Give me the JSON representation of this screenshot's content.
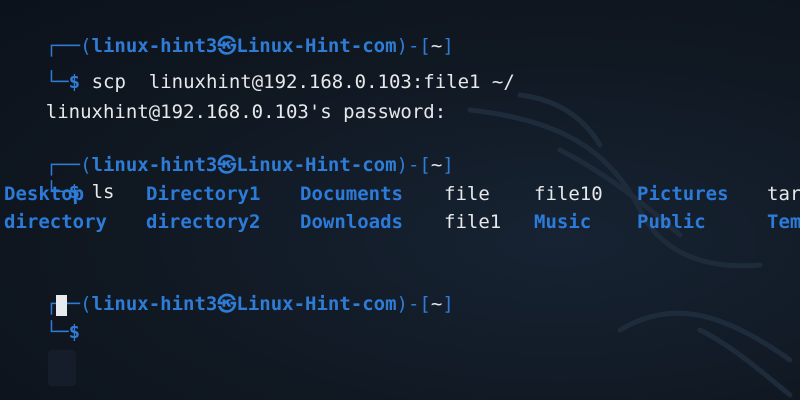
{
  "prompt": {
    "user_host": "linux-hint3",
    "at_symbol": "㉿",
    "host": "Linux-Hint-com",
    "open_bracket": ")-[",
    "cwd": "~",
    "close_bracket": "]",
    "dollar": "$"
  },
  "blocks": [
    {
      "command": "scp  linuxhint@192.168.0.103:file1 ~/",
      "output": "linuxhint@192.168.0.103's password:"
    },
    {
      "command": "ls"
    },
    {
      "command": ""
    }
  ],
  "ls_output": {
    "row1": [
      "Desktop",
      "Directory1",
      "Documents",
      "file",
      "file10",
      "Pictures",
      "tar"
    ],
    "row2": [
      "directory",
      "directory2",
      "Downloads",
      "file1",
      "Music",
      "Public",
      "Tem"
    ],
    "row1_types": [
      "dir",
      "dir",
      "dir",
      "file",
      "file",
      "dir",
      "file"
    ],
    "row2_types": [
      "dir",
      "dir",
      "dir",
      "file",
      "dir",
      "dir",
      "dir"
    ]
  },
  "colors": {
    "background": "#0f1620",
    "prompt_blue": "#2f7cd6",
    "directory_blue": "#2d7bd9",
    "text": "#e6e8ea"
  }
}
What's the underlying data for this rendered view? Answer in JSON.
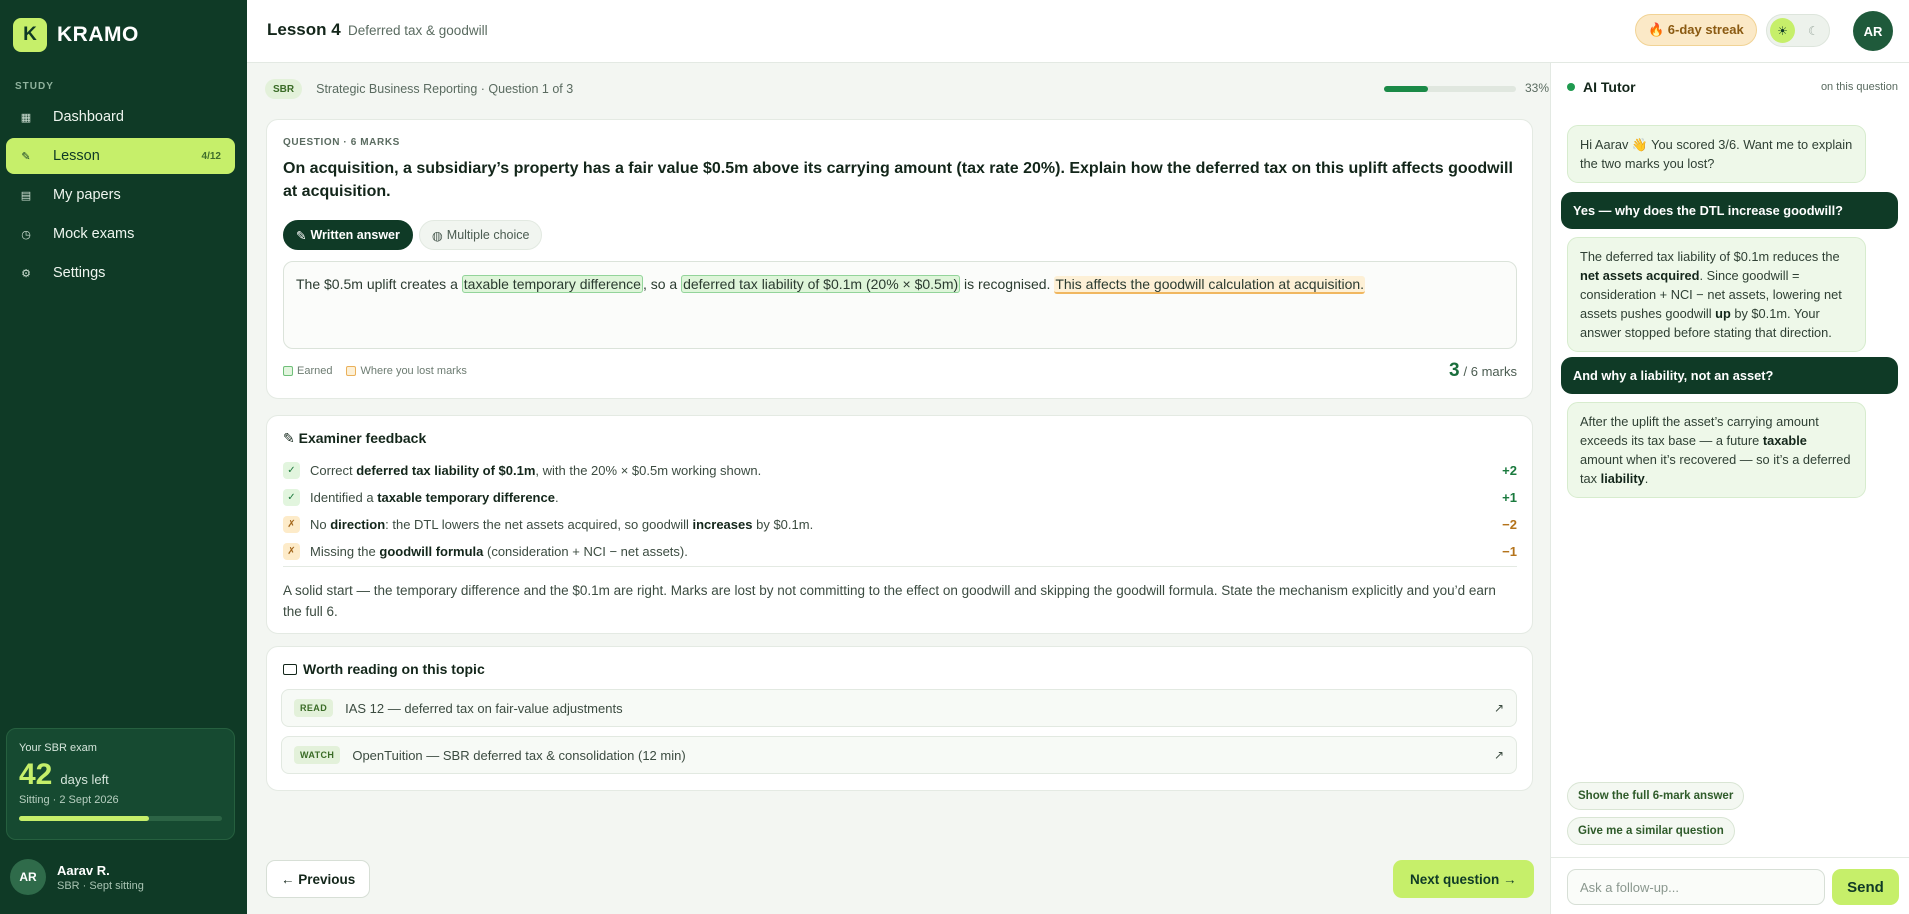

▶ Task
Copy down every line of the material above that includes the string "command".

▶ Your response
      "command": "scp  linuxhint@192.168.0.103:file1 ~/",
      "command": "ls"
      "command": ""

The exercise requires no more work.